[Dataset records]
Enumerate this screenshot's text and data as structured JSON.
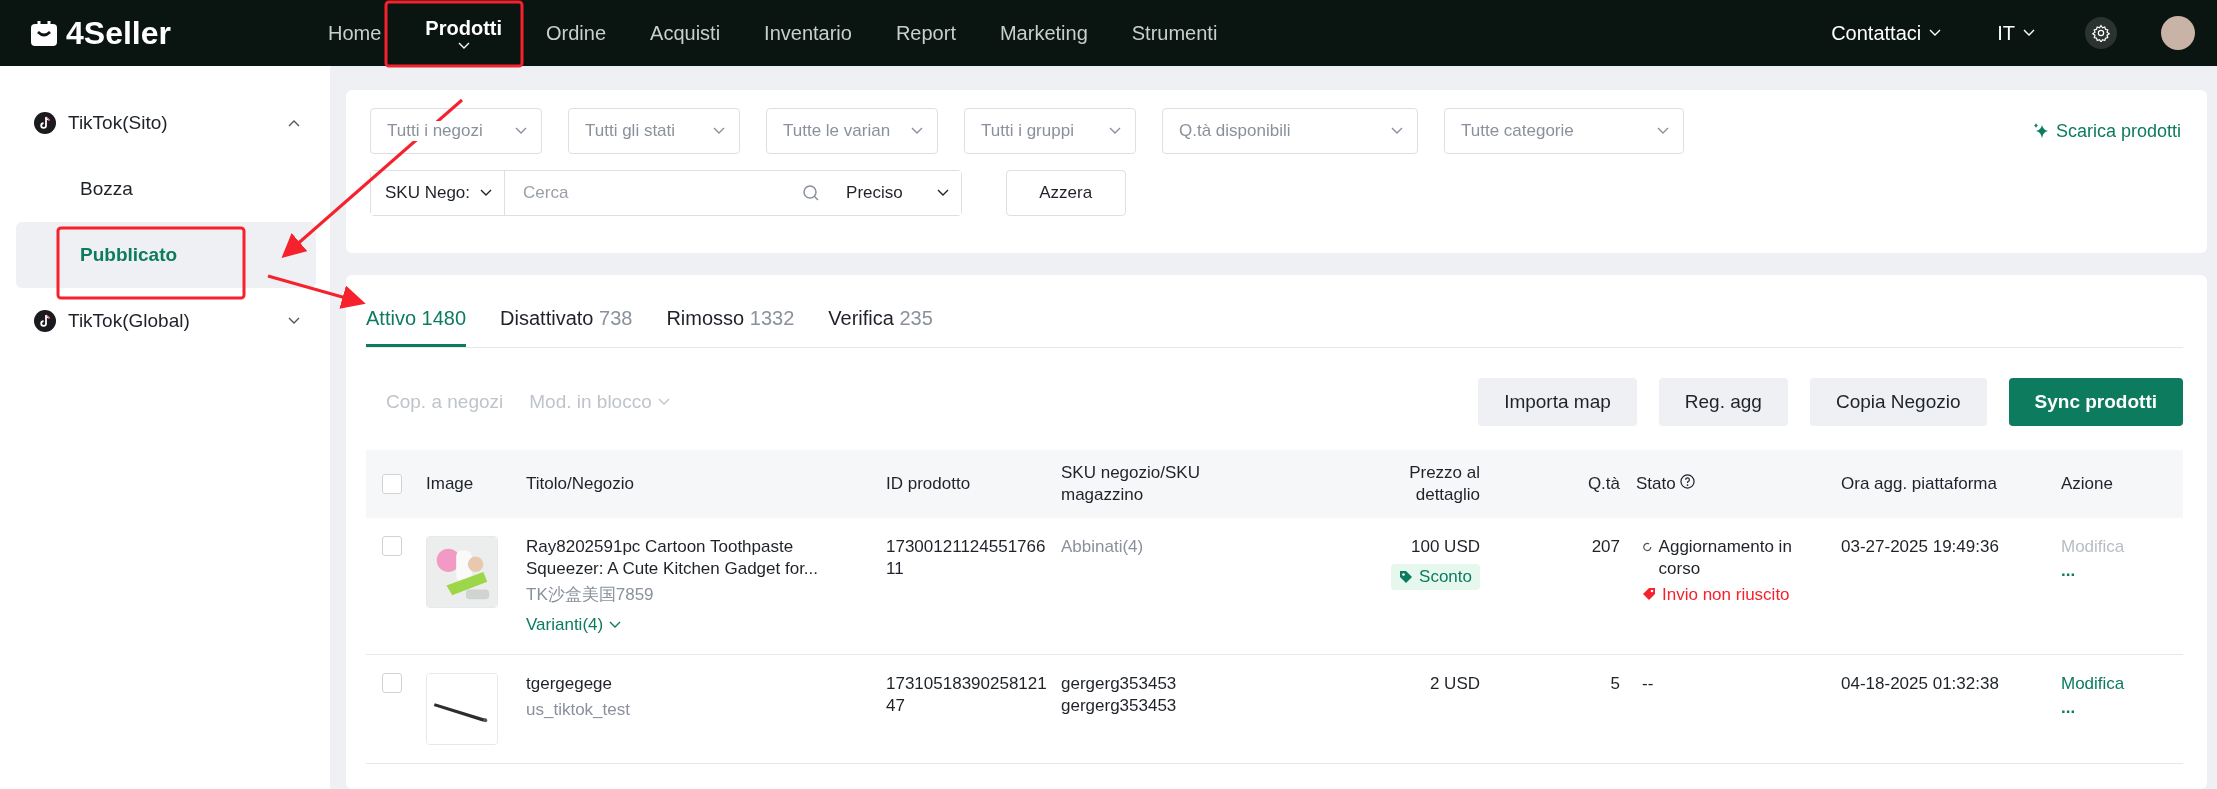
{
  "topbar": {
    "logo": "4Seller",
    "nav": [
      {
        "label": "Home",
        "selected": false
      },
      {
        "label": "Prodotti",
        "selected": true
      },
      {
        "label": "Ordine",
        "selected": false
      },
      {
        "label": "Acquisti",
        "selected": false
      },
      {
        "label": "Inventario",
        "selected": false
      },
      {
        "label": "Report",
        "selected": false
      },
      {
        "label": "Marketing",
        "selected": false
      },
      {
        "label": "Strumenti",
        "selected": false
      }
    ],
    "contact": "Contattaci",
    "language": "IT"
  },
  "sidebar": {
    "groups": [
      {
        "label": "TikTok(Sito)",
        "expanded": true,
        "children": [
          {
            "label": "Bozza",
            "selected": false
          },
          {
            "label": "Pubblicato",
            "selected": true
          }
        ]
      },
      {
        "label": "TikTok(Global)",
        "expanded": false
      }
    ]
  },
  "filters": {
    "dropdowns": [
      "Tutti i negozi",
      "Tutti gli stati",
      "Tutte le varian",
      "Tutti i gruppi",
      "Q.tà disponibili",
      "Tutte categorie"
    ],
    "download": "Scarica prodotti",
    "search_field": "SKU Nego:",
    "search": {
      "placeholder": "Cerca"
    },
    "match": "Preciso",
    "reset": "Azzera"
  },
  "tabs": [
    {
      "label": "Attivo",
      "count": "1480",
      "selected": true
    },
    {
      "label": "Disattivato",
      "count": "738",
      "selected": false
    },
    {
      "label": "Rimosso",
      "count": "1332",
      "selected": false
    },
    {
      "label": "Verifica",
      "count": "235",
      "selected": false
    }
  ],
  "bulk_actions": [
    {
      "label": "Cop. a negozi",
      "kind": "link",
      "disabled": true
    },
    {
      "label": "Mod. in blocco",
      "kind": "dropdown",
      "disabled": true
    }
  ],
  "buttons": [
    {
      "label": "Importa map",
      "kind": "secondary"
    },
    {
      "label": "Reg. agg",
      "kind": "secondary"
    },
    {
      "label": "Copia Negozio",
      "kind": "secondary"
    },
    {
      "label": "Sync prodotti",
      "kind": "primary"
    }
  ],
  "table": {
    "select_all_checked": false,
    "columns": [
      "Image",
      "Titolo/Negozio",
      "ID prodotto",
      "SKU negozio/SKU magazzino",
      "Prezzo al dettaglio",
      "Q.tà",
      "Stato",
      "Ora agg. piattaforma",
      "Azione"
    ],
    "rows": [
      {
        "checked": false,
        "title": "Ray8202591pc Cartoon Toothpaste Squeezer: A Cute Kitchen Gadget for...",
        "shop": "TK沙盒美国7859",
        "variants": "Varianti(4)",
        "product_id": "1730012112455176611",
        "sku_link": "Abbinati(4)",
        "skus": [],
        "price": "100 USD",
        "discount": "Sconto",
        "qty": "207",
        "statuses": [
          {
            "kind": "syncing",
            "label": "Aggiornamento in corso"
          },
          {
            "kind": "failed",
            "label": "Invio non riuscito"
          }
        ],
        "status_text": "",
        "time": "03-27-2025 19:49:36",
        "action": "Modifica",
        "action_disabled": true,
        "more": "..."
      },
      {
        "checked": false,
        "title": "tgergegege",
        "shop": "us_tiktok_test",
        "variants": "",
        "product_id": "1731051839025812147",
        "sku_link": "",
        "skus": [
          "gergerg353453",
          "gergerg353453"
        ],
        "price": "2 USD",
        "discount": "",
        "qty": "5",
        "statuses": [],
        "status_text": "--",
        "time": "04-18-2025 01:32:38",
        "action": "Modifica",
        "action_disabled": false,
        "more": "..."
      }
    ]
  }
}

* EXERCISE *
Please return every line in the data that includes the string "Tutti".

* EXERCISE SOLUTION *
      "Tutti i negozi",
      "Tutti gli stati",
      "Tutti i gruppi",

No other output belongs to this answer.